Support those ideas
During these conversations, students are likely to have their ideas questioned or scrutinized by their peers, pushing them to think critically about their own conclusions and support their viewpoints with logic, reasoning and persuasive arguments. This is beneficial for both language development and building critical thinking skills.

Setting the right classroom culture for constructive conversation

Many classroom settings focus more on getting the right answer to a problem and less on how students arrived at that answer. With constructive conversation, the journey is as important as the destination. Teachers should cultivate a classroom culture that is less centered around individual achievement in terms of binary right or wrong questions and instead geared toward collaboration, communication and developing new ideas and skills together.

A big part of that is encouraging students to make mistakes and not punish them for exploring ideas that lack polish or taking stances that may be controversial. Knowledge must be built over time, and reprimanding students for getting something wrong right out of the gate can be counterproductive.

Another important aspect to promoting constructive conversation is selecting discussion prompts that have a clear educational purpose, require critical thinking to unpack and encourage students to voice divergent thoughts and viewpoints.

One of the challenges that teachers must contend with when employing the constructive conversation model is how to fairly and accurately assess student performance. Stanford University has developed a "Formative Assessment of Conversations" method to help teachers track the development of students' communication, language and thinking skills from grade to grade.
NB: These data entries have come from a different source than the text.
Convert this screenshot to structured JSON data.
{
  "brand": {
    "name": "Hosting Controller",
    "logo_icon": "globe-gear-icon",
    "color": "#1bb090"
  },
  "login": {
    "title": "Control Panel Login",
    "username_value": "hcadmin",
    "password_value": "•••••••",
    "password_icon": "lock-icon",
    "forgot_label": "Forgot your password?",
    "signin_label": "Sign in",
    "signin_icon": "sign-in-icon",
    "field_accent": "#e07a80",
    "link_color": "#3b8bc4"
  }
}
The Stanford Center for Professional Development also offers online courses to learn more about classroom conversation strategies and further hone your teaching skills. If you are interested in earning an online teaching certification and learning directly from the leading minds in education, enroll today.
Receive more information on our Constructive Classroom Conversations online course